Entries from a dataset of interfaces
___
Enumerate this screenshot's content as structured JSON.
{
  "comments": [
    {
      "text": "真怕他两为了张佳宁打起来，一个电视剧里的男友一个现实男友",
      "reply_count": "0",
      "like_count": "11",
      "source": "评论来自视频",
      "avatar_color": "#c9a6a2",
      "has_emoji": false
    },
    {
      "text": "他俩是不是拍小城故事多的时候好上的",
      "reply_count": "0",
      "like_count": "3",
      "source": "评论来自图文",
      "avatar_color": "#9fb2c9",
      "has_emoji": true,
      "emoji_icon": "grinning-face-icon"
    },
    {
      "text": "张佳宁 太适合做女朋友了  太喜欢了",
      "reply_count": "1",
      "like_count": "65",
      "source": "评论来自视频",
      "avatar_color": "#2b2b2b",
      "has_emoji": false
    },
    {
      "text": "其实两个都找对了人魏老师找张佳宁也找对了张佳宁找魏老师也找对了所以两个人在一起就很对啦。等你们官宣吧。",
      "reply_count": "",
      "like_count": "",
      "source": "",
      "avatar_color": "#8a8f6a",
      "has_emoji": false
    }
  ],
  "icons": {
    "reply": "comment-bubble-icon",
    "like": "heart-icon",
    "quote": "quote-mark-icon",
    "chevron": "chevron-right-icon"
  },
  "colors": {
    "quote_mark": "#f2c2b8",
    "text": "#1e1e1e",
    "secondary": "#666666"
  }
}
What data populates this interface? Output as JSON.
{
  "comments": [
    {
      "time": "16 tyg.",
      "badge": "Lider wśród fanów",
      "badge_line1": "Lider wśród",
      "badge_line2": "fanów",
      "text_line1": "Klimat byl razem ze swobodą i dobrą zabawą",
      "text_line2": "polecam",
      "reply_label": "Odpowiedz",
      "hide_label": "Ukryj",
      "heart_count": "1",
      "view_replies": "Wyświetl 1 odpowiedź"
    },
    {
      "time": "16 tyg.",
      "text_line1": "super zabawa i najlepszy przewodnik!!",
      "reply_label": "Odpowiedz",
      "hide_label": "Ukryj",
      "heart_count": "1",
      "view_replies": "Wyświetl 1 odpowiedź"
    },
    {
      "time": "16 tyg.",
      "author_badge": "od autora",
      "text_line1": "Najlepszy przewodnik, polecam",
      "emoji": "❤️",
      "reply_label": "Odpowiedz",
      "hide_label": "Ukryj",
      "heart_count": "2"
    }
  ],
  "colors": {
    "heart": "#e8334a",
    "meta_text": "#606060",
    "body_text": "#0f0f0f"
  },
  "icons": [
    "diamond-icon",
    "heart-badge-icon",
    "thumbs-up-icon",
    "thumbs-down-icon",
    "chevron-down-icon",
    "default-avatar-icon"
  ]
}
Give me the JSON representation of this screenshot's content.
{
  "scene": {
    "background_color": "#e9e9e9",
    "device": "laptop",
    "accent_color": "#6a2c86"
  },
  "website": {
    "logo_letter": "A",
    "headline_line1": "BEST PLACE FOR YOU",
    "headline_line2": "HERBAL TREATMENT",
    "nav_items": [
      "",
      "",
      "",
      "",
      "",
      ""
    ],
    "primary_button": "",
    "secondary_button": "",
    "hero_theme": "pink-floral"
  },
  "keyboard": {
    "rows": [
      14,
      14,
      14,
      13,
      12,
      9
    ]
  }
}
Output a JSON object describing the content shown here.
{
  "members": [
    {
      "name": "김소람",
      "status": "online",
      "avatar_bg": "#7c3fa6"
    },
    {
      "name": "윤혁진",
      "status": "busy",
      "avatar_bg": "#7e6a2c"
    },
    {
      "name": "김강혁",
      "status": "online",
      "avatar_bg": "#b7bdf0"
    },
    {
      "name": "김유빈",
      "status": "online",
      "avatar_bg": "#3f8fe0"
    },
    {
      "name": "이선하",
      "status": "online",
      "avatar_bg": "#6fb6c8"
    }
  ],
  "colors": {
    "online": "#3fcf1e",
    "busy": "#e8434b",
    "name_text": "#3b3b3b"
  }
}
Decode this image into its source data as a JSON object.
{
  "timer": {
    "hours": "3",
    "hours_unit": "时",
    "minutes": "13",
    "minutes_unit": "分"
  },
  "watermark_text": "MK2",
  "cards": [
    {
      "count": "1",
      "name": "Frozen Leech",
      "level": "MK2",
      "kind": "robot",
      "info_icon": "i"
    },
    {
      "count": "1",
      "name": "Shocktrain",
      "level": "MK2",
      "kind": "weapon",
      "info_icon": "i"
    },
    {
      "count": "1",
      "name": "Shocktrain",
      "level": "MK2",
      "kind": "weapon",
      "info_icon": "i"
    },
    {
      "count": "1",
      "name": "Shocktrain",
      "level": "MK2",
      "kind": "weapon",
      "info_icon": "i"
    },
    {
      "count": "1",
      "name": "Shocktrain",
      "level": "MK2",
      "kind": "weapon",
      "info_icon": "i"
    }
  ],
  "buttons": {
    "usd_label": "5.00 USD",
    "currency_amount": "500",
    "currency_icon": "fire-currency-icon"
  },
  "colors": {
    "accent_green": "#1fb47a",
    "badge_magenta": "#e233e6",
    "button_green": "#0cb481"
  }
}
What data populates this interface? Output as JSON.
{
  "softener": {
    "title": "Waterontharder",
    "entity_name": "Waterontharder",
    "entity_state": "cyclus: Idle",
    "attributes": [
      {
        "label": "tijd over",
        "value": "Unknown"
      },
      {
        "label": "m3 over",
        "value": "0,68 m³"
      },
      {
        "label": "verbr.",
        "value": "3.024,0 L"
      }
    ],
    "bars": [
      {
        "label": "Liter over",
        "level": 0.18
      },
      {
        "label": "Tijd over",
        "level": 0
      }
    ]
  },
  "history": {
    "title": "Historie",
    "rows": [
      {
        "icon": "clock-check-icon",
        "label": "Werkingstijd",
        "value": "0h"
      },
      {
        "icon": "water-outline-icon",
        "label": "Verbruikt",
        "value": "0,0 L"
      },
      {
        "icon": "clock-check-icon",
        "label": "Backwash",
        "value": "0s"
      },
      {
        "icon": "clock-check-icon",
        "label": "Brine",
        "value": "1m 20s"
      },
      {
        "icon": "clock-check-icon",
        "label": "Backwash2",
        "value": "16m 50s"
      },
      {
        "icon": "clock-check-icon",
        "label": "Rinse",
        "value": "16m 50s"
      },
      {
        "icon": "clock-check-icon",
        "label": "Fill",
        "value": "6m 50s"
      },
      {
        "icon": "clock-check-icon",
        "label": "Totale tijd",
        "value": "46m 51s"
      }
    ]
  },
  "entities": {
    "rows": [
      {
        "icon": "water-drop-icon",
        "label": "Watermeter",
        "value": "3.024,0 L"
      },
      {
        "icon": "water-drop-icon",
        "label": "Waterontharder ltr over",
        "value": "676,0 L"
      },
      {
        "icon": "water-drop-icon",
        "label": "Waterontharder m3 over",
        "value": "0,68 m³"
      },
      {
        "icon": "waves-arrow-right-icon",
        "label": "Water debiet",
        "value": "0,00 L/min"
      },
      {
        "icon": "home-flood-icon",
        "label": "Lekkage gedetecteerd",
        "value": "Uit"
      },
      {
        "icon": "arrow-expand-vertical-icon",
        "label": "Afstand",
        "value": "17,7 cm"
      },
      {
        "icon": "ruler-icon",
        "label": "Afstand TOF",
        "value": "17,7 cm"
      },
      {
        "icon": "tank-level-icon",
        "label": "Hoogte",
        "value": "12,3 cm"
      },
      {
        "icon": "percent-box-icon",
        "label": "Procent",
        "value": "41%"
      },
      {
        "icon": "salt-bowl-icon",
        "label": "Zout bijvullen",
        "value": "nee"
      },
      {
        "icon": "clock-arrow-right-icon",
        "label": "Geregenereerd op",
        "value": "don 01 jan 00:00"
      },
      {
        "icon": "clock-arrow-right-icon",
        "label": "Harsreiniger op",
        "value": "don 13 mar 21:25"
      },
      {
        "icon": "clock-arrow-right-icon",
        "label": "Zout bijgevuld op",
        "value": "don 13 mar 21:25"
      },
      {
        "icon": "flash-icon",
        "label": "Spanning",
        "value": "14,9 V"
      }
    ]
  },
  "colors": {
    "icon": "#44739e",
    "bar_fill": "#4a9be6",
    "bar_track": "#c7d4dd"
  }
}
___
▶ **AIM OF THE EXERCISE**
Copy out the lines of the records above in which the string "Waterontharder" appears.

▶ **TASK RESPONSE**
    "title": "Waterontharder",
    "entity_name": "Waterontharder",
        "label": "Waterontharder ltr over",
        "label": "Waterontharder m3 over",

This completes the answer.